» DIRECTIONS:
Where does the word "size" occur in the entries below? Copy every line that has it.
___ EXERCISE MATERIAL ___
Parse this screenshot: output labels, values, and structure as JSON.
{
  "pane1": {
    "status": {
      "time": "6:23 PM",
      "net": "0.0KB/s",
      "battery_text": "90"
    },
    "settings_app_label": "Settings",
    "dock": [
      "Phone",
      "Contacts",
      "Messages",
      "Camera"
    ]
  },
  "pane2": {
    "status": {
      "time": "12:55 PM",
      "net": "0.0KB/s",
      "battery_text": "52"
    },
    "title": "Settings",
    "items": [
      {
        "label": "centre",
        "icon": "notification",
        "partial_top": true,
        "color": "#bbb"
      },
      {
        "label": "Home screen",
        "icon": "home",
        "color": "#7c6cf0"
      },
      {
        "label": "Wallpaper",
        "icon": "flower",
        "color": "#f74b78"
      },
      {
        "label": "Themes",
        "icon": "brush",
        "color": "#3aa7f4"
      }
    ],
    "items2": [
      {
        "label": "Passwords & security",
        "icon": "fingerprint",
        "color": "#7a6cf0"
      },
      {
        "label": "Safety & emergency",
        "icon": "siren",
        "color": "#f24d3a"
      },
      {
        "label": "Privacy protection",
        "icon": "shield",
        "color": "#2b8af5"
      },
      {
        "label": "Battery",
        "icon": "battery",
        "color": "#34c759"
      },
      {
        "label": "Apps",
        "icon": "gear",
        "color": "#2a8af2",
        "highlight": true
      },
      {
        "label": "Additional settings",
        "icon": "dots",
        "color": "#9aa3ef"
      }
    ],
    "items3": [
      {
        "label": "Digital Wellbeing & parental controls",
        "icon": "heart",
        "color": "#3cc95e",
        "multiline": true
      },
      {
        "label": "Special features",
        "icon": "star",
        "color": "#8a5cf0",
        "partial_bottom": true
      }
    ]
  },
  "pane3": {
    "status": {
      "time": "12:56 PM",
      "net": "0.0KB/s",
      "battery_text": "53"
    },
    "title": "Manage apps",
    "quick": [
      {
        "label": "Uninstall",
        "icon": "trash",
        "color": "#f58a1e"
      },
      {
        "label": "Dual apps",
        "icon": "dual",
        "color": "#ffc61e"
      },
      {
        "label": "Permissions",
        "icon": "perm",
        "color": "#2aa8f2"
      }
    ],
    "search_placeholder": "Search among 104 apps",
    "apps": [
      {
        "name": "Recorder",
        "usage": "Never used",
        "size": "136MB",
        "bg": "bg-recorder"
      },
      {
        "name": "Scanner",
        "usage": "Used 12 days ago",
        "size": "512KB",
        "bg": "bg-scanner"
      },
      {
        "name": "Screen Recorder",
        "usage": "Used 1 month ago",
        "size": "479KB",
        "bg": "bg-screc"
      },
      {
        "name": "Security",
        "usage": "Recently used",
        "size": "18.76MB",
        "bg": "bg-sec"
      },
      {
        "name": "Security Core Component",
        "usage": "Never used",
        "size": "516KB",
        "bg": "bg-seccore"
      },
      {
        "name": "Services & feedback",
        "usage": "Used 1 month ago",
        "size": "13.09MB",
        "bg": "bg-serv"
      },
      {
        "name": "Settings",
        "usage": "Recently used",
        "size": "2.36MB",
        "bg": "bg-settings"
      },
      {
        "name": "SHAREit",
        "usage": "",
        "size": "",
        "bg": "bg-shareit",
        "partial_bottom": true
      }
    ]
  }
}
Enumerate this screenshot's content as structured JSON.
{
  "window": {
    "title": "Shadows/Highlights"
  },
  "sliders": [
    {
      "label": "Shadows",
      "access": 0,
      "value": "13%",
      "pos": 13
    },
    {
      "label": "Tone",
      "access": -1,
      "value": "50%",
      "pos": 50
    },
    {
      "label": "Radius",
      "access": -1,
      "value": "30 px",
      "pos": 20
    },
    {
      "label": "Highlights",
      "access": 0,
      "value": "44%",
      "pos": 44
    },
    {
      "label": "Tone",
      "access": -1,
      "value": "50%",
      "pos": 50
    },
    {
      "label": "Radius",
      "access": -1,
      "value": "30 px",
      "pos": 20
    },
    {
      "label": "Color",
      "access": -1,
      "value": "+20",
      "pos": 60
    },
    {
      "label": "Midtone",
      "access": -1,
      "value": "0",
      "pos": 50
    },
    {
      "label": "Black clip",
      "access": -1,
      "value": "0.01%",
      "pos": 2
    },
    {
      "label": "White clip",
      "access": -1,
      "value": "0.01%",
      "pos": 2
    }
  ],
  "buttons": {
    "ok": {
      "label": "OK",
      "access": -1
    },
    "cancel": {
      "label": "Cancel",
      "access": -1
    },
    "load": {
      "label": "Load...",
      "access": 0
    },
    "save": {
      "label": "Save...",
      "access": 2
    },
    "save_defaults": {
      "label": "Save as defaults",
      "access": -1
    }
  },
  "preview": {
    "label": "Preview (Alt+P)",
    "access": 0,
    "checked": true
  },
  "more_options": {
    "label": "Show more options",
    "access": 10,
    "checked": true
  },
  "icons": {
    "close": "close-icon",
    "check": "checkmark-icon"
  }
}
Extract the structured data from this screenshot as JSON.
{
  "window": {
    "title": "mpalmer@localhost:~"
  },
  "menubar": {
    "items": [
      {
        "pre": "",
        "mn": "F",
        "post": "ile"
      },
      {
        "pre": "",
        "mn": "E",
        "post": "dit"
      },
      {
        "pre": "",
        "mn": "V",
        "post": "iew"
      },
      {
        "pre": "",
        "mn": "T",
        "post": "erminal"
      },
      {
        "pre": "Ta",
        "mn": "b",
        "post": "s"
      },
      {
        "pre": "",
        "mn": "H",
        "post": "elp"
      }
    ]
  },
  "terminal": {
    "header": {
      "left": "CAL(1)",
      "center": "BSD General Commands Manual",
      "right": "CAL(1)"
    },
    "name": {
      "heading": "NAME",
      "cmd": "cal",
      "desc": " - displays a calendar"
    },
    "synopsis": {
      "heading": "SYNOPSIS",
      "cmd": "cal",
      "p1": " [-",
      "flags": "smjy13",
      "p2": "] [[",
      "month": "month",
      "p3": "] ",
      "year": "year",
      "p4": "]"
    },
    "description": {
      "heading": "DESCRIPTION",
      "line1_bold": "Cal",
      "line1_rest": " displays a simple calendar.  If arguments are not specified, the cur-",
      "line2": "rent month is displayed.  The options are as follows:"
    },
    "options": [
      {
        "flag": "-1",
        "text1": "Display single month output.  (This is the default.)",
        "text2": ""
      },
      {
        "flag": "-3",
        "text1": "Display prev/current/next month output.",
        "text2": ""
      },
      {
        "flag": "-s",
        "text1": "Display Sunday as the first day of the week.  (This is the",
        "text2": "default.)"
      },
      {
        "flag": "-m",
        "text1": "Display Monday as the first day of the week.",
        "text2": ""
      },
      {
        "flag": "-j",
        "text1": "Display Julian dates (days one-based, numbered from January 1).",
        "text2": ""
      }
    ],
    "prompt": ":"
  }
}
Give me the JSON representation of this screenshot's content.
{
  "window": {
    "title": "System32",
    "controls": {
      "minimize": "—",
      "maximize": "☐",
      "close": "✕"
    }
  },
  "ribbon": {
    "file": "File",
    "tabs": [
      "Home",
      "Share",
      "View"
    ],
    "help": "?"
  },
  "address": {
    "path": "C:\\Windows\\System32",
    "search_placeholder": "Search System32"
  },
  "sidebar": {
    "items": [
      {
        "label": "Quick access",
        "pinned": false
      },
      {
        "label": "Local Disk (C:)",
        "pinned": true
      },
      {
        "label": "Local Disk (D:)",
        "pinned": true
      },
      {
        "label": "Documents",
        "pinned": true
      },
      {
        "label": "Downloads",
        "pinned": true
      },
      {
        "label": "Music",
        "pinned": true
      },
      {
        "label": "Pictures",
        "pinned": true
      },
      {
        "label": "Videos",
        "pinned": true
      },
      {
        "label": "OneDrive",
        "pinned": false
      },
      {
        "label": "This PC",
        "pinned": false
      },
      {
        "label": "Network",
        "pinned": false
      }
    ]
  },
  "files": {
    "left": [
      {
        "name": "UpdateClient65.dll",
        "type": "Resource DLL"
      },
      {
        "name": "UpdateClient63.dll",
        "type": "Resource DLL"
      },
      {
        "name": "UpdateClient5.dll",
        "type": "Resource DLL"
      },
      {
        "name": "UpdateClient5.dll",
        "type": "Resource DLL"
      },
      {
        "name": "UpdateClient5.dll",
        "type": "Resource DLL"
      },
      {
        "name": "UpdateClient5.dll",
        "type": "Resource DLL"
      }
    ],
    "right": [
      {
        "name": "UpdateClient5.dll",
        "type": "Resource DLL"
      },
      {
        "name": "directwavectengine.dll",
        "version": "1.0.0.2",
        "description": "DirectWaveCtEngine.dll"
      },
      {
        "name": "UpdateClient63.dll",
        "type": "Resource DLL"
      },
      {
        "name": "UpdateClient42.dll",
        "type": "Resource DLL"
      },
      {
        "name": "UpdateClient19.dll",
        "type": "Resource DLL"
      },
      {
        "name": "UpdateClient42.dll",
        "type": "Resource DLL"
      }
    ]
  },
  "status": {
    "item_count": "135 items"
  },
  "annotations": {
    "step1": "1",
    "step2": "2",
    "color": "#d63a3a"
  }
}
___
» WRITTEN SOLUTION:
        "size": "136MB",
        "size": "512KB",
        "size": "479KB",
        "size": "18.76MB",
        "size": "516KB",
        "size": "13.09MB",
        "size": "2.36MB",
        "size": "",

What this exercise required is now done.